Robinson Crusoe is a novel by Daniel Defoe, first published on 25 April 1719. Epistolary, confessional, and didactic in form, the book is presented as an autobiography of the title character (whose birth name is Robinson Kreutznaer) – a castaway who spends 28 years on a remote tropical desert island near the coasts of Venezuela and Trinidad, encountering cannibals, captives, and mutineers, before ultimately being rescued.
Despite its simple narrative style, Robinson Crusoe was well received in the literary world and is often credited as marking the beginning of realistic fiction as a literary genre. It is generally seen as a contender for the first English novel.
Robinson Crusoe, a novel by Daniel Defoe, is the autobiography of a man who spends twenty-eight years stranded on a remote tropical island in the Caribbean. During this time, he builds a shelter, cultivates some crops, raises goats, and finds religion from reading the bible. He also encounters cannibalistic natives, one of whom he converts to Christianity.
Daniel Defoe (c. 1660 – 24 April 1731), was an English trader, writer, journalist, pamphleteer and spy. He is most famous for his novel Robinson Crusoe, published in 1719, which is claimed to be second only to the Bible in its number of translations. He has been seen as one of the earliest proponents of the English novel, and helped to popularise the form in Britain with others such as Aphra Behn and Samuel Richardson.

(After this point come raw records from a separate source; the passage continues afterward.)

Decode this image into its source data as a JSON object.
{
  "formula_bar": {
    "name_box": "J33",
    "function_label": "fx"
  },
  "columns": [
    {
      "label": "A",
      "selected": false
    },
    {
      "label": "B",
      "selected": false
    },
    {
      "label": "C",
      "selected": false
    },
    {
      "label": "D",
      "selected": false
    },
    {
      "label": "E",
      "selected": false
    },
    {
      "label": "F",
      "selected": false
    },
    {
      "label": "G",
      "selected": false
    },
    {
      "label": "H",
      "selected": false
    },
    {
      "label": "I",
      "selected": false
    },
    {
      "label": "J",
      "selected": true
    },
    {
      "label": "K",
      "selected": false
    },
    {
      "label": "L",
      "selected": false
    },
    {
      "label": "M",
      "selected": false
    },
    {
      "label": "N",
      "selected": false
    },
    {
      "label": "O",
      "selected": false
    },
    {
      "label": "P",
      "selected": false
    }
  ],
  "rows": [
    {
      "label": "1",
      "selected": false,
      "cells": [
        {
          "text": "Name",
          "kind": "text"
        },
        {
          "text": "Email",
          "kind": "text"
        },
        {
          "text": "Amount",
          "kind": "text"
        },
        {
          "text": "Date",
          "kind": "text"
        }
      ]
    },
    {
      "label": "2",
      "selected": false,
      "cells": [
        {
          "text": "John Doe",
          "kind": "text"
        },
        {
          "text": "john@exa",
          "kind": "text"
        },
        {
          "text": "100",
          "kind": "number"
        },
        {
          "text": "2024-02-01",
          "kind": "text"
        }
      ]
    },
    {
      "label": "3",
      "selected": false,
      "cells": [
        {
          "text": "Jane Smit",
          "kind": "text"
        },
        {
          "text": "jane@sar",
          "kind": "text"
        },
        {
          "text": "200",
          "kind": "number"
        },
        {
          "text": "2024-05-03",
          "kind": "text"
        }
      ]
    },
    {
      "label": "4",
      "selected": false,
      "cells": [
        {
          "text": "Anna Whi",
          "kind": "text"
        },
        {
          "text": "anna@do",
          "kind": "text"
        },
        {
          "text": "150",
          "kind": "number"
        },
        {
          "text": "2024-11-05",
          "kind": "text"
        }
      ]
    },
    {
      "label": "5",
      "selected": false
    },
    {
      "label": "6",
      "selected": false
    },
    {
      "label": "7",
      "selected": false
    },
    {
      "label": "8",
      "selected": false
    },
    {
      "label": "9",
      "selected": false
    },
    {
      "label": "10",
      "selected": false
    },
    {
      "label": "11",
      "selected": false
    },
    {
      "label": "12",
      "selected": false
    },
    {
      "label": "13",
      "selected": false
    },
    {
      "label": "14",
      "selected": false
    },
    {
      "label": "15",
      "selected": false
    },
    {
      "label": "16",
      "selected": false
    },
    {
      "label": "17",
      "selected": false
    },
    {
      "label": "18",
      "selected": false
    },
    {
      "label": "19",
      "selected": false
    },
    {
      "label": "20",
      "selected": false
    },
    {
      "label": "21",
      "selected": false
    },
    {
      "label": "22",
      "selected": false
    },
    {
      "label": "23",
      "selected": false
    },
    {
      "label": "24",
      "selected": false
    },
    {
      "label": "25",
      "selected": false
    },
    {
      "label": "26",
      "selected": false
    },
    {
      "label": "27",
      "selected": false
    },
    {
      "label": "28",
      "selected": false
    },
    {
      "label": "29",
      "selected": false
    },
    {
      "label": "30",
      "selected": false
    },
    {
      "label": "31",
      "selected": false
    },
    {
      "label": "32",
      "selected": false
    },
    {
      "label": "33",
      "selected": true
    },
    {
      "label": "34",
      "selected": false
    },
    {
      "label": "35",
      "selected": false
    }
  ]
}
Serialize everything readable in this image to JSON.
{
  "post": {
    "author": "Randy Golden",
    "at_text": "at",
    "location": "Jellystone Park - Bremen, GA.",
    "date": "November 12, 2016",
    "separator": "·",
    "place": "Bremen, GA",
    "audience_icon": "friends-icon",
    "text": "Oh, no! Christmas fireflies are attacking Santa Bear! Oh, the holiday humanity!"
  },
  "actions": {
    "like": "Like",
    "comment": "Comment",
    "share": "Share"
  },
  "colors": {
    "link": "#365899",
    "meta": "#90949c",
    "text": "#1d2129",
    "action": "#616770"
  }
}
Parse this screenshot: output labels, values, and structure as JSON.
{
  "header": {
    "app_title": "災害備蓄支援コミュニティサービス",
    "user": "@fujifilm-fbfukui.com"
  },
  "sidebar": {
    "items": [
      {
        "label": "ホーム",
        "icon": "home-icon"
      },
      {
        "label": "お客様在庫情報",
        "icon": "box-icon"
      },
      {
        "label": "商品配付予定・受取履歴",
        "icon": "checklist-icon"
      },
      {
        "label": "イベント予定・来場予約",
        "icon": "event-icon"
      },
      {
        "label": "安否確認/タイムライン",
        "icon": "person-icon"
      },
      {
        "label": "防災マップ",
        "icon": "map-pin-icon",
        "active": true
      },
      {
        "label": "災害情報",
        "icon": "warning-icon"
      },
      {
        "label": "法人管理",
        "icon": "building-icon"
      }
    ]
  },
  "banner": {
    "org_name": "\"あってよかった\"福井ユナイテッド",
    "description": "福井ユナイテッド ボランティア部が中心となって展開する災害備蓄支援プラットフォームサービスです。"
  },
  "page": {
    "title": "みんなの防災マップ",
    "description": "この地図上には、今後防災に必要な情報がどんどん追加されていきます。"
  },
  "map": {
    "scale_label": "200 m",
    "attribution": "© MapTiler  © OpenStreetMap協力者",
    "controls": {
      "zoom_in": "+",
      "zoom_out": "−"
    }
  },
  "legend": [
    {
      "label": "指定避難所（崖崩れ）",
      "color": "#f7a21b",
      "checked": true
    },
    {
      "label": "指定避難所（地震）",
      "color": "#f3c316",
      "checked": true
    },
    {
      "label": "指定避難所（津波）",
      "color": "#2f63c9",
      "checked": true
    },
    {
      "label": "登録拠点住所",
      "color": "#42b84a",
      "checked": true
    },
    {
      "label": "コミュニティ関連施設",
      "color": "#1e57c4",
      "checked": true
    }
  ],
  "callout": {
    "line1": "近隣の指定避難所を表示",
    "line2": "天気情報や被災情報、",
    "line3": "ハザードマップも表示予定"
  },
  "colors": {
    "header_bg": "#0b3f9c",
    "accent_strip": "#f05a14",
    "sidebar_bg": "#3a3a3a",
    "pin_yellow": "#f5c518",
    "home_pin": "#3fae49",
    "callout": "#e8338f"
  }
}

Defoe was a prolific and versatile writer, producing more than three hundred works—books, pamphlets, and journals—on diverse topics, including politics, crime, religion, marriage, psychology, and the supernatural. He was also a pioneer of business journalism and economic journalism.